Apple Watch Series 9

A 14-year-old with acute altitude sickness was kept stable through the night by being monitored via an Apple Watch with blood oxygen detection.

Apple Watches with blood oxygen detection have been banned from import to the United States, but the feature is still active on devices already sold to users. Despite not being the most flashy or vital Apple Watch features, it has been known to be crucial in helping people in tricky situations.

One Apple Watch user named Joseph reached out to Apple CEO Tim Cook with his incredible story of using Apple Watch blood oxygen detection in a critical situation. He shared his story and Cook's response in an email to AppleInsider.

Joseph's 14-year-old son developed acute altitude sickness while at 14,000 feet in Peru, which can quickly turn lethal if not monitored. Thankfully, he had an Apple Watch and could monitor his son's blood oxygen levels through the night until help could arrive.

Cook responded to Joseph's email:

This sounds like a terrifying situation. I trust that he is ok now.

Thanks for sharing his story with us.

Please give him my best.


The Apple Watch is filled with sensors that can help warn a user of an impending health issue, though it isn't technically classified as a health device. That is why Masimo's CEO believes users are better off without the feature enabled.
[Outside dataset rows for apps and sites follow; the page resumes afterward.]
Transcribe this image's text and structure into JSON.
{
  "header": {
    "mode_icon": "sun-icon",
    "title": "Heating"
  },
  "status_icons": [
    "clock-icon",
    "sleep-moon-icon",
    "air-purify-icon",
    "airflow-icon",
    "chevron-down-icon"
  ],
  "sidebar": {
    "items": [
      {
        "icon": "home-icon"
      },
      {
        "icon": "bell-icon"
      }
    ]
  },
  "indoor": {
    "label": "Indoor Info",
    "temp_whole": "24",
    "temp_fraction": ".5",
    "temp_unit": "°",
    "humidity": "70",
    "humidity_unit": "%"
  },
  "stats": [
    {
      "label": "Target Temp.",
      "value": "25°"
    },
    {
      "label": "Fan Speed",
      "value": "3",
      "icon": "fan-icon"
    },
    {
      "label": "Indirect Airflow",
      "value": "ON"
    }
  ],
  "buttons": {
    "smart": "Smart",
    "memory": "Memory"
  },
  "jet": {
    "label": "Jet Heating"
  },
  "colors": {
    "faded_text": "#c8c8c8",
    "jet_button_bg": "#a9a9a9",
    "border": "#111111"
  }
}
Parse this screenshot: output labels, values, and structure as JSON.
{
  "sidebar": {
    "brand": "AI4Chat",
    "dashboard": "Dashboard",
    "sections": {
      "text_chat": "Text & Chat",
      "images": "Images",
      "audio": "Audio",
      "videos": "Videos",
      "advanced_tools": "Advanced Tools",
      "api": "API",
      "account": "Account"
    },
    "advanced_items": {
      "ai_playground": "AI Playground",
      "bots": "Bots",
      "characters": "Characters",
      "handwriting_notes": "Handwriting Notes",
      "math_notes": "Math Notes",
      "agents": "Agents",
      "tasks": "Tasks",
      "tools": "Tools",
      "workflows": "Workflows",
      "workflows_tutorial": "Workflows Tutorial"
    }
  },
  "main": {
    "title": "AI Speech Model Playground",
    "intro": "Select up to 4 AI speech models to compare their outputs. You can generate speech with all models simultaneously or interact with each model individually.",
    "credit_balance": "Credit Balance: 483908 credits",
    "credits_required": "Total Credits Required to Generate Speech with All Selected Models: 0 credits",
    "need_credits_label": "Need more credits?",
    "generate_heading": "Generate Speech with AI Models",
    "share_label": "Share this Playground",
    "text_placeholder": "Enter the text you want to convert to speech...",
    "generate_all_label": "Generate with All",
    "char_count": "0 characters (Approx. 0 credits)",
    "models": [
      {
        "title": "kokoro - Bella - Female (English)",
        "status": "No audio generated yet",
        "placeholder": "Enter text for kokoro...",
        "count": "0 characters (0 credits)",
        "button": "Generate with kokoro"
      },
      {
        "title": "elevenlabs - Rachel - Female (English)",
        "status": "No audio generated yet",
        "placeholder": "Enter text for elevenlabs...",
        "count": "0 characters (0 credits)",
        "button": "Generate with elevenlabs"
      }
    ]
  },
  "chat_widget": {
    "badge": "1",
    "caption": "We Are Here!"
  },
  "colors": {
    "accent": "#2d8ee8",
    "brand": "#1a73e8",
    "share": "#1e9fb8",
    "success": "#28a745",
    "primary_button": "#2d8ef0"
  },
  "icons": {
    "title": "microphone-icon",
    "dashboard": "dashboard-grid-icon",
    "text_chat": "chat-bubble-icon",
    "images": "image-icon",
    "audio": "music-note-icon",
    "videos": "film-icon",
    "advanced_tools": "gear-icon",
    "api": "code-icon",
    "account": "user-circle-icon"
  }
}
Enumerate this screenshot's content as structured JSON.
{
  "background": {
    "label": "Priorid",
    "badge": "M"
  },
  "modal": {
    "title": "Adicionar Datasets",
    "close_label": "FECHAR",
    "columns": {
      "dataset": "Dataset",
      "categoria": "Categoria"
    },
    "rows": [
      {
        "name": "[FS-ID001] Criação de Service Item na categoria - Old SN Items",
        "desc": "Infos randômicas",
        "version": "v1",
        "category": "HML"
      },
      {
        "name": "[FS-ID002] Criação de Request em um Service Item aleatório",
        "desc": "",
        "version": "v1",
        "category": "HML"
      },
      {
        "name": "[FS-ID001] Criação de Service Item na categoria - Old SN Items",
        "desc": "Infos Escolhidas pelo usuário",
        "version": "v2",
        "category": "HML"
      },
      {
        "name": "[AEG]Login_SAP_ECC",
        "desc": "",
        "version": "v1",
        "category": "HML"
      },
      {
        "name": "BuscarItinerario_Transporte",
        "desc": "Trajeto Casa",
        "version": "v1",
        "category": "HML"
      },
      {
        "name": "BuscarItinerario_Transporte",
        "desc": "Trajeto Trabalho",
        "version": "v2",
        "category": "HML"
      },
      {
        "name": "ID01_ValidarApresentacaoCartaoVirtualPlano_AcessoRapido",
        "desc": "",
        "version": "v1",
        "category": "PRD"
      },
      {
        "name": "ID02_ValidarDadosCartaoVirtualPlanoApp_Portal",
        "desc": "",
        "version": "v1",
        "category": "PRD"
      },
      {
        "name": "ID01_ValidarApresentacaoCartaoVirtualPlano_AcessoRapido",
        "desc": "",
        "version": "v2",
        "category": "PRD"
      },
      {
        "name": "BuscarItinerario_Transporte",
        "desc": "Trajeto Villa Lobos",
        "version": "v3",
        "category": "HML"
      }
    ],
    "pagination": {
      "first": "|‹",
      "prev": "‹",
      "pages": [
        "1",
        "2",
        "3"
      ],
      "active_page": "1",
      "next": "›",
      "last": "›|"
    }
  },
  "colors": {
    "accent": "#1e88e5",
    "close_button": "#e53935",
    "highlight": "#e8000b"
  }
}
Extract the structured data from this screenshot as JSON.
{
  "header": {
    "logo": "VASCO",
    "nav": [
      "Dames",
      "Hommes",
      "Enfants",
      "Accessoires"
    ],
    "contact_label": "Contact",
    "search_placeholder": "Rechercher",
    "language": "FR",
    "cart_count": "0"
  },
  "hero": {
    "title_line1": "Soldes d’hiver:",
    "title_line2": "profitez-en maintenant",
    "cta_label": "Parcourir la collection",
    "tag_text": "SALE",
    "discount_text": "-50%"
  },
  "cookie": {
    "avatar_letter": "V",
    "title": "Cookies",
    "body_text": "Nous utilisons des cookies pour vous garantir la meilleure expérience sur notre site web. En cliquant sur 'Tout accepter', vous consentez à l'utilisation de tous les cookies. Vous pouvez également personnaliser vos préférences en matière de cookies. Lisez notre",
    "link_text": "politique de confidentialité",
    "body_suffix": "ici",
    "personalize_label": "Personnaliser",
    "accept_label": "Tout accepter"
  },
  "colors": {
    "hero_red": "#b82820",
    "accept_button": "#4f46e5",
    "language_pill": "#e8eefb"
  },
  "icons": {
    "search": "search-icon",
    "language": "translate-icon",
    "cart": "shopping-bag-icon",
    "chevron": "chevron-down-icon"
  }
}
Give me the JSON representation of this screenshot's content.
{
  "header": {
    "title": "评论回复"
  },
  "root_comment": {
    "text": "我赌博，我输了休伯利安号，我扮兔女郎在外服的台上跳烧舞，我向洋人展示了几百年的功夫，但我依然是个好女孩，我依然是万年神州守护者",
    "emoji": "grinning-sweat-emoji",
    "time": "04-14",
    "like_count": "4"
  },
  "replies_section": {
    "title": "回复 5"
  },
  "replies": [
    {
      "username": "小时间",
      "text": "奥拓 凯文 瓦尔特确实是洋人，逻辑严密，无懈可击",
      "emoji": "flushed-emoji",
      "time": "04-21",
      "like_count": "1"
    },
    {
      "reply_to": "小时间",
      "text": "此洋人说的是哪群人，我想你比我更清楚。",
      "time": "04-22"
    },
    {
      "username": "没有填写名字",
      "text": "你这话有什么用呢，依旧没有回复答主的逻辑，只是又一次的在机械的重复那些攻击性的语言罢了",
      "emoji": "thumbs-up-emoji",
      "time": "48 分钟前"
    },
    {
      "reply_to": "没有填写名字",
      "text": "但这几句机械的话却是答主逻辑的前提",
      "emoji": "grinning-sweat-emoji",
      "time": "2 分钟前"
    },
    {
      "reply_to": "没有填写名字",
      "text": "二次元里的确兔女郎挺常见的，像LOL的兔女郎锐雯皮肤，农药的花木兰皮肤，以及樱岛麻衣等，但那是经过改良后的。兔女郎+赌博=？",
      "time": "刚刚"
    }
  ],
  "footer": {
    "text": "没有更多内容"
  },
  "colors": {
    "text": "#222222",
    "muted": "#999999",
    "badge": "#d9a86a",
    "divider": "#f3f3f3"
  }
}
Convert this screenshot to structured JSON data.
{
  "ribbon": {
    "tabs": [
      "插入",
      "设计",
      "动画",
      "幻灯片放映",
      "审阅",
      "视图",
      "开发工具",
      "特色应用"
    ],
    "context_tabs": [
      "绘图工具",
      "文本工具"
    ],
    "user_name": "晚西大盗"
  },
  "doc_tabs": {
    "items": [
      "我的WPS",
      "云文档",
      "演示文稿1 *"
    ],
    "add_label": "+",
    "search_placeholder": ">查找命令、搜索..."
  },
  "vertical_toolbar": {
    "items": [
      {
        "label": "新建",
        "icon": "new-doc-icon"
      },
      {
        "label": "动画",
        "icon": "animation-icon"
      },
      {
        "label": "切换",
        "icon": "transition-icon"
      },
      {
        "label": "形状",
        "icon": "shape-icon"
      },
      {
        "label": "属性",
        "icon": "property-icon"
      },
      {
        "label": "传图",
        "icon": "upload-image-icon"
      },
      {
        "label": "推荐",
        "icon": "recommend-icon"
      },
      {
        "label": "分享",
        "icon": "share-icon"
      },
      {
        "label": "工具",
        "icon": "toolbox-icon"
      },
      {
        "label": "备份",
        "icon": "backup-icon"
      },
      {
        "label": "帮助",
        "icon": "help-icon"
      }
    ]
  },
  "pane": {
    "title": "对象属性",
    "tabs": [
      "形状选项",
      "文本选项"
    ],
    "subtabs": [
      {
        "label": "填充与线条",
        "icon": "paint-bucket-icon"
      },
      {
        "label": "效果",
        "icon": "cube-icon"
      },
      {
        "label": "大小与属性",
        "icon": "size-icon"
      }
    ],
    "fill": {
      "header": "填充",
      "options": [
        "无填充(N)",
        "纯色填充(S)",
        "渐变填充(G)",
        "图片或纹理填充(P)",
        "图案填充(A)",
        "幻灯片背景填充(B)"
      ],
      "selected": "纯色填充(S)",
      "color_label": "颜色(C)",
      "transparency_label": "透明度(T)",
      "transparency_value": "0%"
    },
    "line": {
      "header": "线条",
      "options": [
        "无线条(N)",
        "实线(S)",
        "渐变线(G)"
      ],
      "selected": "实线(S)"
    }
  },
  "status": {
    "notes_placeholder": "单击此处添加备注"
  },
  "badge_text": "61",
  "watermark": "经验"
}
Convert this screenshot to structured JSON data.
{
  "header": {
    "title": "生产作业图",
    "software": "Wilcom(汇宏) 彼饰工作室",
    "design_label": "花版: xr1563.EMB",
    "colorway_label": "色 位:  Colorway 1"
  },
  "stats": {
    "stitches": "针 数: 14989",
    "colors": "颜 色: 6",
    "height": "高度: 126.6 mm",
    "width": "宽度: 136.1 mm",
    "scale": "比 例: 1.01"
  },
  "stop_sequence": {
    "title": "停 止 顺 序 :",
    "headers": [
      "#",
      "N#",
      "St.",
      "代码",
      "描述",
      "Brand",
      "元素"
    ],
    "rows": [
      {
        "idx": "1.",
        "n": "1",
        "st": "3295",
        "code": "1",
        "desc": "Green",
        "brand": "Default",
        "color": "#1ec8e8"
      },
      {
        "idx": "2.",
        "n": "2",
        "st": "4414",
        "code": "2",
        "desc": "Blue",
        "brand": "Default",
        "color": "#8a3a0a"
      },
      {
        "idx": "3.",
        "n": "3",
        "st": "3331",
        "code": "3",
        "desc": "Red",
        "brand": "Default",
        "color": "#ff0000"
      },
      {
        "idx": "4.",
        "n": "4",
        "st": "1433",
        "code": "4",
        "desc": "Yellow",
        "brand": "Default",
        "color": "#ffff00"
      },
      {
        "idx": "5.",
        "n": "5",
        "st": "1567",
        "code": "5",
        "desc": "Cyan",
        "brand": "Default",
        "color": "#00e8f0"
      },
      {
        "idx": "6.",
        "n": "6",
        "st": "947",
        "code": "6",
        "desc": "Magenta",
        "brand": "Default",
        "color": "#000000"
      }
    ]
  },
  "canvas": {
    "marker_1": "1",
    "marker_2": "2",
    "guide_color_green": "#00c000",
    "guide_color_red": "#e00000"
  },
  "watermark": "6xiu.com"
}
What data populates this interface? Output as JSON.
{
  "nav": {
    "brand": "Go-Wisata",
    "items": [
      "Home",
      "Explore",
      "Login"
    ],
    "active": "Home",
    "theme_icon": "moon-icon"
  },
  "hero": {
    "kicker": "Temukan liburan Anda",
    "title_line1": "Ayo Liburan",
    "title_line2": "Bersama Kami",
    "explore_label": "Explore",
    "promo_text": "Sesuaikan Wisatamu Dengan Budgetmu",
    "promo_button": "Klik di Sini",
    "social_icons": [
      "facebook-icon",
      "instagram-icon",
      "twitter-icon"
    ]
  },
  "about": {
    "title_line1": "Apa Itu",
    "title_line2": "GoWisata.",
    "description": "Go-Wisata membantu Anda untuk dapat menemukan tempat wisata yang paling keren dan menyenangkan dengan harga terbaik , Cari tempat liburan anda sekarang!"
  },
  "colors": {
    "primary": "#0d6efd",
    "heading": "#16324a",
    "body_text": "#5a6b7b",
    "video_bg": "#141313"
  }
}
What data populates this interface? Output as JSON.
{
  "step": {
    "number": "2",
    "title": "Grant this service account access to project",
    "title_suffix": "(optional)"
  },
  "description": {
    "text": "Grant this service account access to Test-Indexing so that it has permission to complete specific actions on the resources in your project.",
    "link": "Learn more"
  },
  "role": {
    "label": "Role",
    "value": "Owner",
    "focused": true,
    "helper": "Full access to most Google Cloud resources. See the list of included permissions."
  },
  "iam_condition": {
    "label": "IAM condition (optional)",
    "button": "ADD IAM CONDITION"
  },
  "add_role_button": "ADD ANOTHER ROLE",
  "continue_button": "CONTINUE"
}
Apple Watch Series 9 and Apple Watch Ultra 2 sold by Apple in the United States today have blood oxygen detection disabled. The feature is still active in international models and products purchased before January 18.